Avoid the Pitfalls of Online Research for Stats and Surveys

With just a few keystrokes and clicks in Google, a world of research, statistics, and studies are available to bolster white papers, bylined articles, and blog posts. Unfortunately, the explosion of online content has made sourcing this research a needle-in-the-haystack exercise. Unless the stat you want to use is in a news article from a major media outlet (with high standards for fact-checking), you may have no other source to cite but another online article, which won’t have a definitive source either.

Here’s how this plays out. You go to Google to search for data on, say, return rates for online retail merchandise. On the first page of search results, you see some helpful infographics on ecommerce from some websites you’ve never come across before, with names like “BusinessEcommerceInsider.com,” that sound vaguely like you should trust them. (FYI, I made up that website name, but no doubt someone will appropriate it soon.) If the stats even have links to draw you back to sources, they’re probably someone else’s blog posts, or slide deck, or a years-old study from an obscure analyst firm.

Why is this a problem? I mean, you could simply include a link to the infographic at BusinessEcommerceInsider.com and be done with your sourcing. But that is a bad idea. You’d run the risk of picking up faulty data, which won’t reflect well on your brand—especially if someone questions the numbers. I’ve noticed that as a data point gets played from blog to infographic and back again, the data get twisted around—or worse, the numbers are simply wrong.

Resist the urge to run with the weak sourcing. This means doing more work and digging—or, if you’re working with the Content Bureau, we’ll do the detective work for you. But if you’re on your own and searching for some third-party credibility, here’s how to track down reliable sources:

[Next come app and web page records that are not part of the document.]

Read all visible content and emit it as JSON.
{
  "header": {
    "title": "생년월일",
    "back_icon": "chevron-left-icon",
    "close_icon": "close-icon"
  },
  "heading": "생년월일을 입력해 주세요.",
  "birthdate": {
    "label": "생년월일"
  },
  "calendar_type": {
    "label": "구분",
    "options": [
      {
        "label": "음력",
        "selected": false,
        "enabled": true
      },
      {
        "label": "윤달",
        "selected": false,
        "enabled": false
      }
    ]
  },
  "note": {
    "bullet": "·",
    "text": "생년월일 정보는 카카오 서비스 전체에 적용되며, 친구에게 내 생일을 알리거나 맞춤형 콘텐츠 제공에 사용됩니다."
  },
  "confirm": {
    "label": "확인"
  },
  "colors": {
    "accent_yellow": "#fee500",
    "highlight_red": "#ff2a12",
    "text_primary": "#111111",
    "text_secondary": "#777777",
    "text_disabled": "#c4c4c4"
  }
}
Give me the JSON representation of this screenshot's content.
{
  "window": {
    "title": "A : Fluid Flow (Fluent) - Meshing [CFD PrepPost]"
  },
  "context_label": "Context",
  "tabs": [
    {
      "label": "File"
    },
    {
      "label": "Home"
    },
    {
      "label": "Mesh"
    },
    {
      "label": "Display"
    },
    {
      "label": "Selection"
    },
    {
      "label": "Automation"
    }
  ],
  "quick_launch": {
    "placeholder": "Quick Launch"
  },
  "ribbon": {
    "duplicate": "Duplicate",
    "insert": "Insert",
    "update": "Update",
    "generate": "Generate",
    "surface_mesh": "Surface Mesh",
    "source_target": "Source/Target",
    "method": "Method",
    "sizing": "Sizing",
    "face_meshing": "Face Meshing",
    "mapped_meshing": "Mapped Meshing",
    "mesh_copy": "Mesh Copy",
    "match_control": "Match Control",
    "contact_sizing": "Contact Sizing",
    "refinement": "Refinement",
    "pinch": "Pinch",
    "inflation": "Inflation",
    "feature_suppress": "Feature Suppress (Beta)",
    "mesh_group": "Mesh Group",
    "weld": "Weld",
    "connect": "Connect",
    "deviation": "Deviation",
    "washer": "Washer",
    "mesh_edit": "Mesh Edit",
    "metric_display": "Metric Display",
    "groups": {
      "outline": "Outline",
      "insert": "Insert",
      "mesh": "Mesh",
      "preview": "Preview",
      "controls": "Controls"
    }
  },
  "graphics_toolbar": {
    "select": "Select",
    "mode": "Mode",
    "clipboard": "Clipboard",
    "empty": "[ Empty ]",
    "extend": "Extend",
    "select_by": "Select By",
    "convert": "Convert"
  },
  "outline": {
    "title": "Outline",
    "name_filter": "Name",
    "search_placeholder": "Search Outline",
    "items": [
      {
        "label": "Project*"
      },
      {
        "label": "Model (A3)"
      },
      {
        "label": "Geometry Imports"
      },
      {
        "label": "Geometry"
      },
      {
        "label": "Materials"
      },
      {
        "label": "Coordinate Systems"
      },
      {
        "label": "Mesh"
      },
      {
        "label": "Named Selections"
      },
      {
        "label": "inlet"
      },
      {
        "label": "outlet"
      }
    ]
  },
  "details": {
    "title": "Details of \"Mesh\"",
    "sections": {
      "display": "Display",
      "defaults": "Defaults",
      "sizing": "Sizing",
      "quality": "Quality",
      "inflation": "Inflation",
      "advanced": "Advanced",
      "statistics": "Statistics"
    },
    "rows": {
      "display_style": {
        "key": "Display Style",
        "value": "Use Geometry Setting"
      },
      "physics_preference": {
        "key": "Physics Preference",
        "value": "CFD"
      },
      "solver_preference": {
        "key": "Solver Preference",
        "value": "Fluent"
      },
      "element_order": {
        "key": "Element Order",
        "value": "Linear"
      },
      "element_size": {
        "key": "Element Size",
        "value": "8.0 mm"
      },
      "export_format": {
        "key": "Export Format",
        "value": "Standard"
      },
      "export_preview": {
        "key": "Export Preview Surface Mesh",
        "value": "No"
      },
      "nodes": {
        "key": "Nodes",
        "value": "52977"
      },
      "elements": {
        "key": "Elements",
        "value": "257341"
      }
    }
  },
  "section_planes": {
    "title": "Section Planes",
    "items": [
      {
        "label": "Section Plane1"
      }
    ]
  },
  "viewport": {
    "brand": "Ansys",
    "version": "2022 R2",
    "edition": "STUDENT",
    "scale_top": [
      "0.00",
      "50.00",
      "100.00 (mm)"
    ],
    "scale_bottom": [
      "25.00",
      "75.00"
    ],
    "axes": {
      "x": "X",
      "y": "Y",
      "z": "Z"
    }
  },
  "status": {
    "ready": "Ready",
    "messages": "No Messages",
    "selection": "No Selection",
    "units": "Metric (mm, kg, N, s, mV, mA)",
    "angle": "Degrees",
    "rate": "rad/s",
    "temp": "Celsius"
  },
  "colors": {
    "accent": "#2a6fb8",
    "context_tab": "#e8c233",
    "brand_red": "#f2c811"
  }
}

  • Stick to recent stats: If the research you’re pursuing is more than four years old, there’s a good chance it’s no longer valid, or has been superseded by new data. Things change fast, especially if your projects involve technology or online commerce. Avoid the temptation to cite old data. Go to the website for the researcher or organization to see if they’ve conducted a newer study.
  • Defer to trusted media organizations or industry and professional publications: In an era of daily accusations of “fake news,” the definition of “trusted” media and professional organizations has taken a beating. But, politics aside, we know that high-profile newspapers, magazines, and online news outlets, as well as trade journals, generally require writers to fact-check source material and cite sources in footnotes or links.
  • Seek out press releases that announce research findings: If your stats or survey come from a decent-sized organization, it probably posted a press release about the findings. A press release can provide useful links back to the original study or survey, details on methodology, and information about which organizations participated, such as paid sponsors. It’s not necessarily bad if a brand commissioned the survey or study, but you should name the sponsors in your written piece or footnote it—plus, if the sponsor is one of your competitors, you might decide to skip that stat.

When you’re hunting for good stats, it boils down to this: You need to be able to say definitely which organization ran the study or survey, when it was published, and how exactly the finding was described. If you can answer these questions confidently, you’re safe to cite it.

When you take the time to create trust in the data that you cite, you position your brand as a trusted resource. Check out the Content Bureau’s recent post on earning trust through activities such as content marketing—it offers many insights on why commitment to trust elevates brand reputation.


By Chris Kent